In the final scenes, Robbie, Pitt and Li Jun Li were deeply haunting and poignant. They helped shape the course of the film to center its focus.

Moments that surprised me were the film’s representations of LGBTQ+ relationships. Though not the center focus, the queer characters feel three-dimensional.

The movie’s soundtrack and set design are striking and set the distinct vision that Chazelle puts forth throughout the film, one of glitz and glamor.

It would be a mistake not to note Tobey Maguire, who acted and served as executive producer on this film. He provides one of the most absolutely insane performances I’ve ever seen someone do and I loved every single second of it.

“Babylon” is not a film for everyone. Its intense atmosphere and legion of film references may only be accessible to a particular group of people, but those who love cinema will appreciate its beauty and deeply human outlook.
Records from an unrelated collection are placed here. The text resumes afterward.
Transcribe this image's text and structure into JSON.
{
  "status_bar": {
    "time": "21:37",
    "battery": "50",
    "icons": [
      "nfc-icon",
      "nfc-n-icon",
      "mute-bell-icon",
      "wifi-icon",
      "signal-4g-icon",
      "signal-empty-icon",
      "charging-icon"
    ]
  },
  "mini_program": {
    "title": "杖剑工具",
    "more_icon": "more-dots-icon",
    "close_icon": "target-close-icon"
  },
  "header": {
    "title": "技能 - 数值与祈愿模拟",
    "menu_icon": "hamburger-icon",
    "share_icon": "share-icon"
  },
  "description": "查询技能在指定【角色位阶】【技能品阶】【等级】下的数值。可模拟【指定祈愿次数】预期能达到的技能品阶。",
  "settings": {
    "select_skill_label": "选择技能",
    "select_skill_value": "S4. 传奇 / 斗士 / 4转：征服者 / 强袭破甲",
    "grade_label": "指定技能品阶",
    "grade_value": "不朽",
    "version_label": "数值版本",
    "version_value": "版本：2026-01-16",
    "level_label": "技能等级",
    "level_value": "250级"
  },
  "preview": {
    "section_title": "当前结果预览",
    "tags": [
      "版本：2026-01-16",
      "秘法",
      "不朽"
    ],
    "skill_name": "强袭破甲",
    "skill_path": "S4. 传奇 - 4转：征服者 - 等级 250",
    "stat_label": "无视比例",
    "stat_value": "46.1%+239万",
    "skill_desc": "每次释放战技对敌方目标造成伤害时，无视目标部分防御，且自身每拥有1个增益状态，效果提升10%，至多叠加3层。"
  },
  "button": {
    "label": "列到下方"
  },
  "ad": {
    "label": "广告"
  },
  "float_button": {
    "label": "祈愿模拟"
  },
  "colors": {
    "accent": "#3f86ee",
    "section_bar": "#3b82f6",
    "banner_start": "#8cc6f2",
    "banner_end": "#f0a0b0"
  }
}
This film has the potential to become a cult classic, one that will inspire future generations of filmmakers.

Rating: 5/5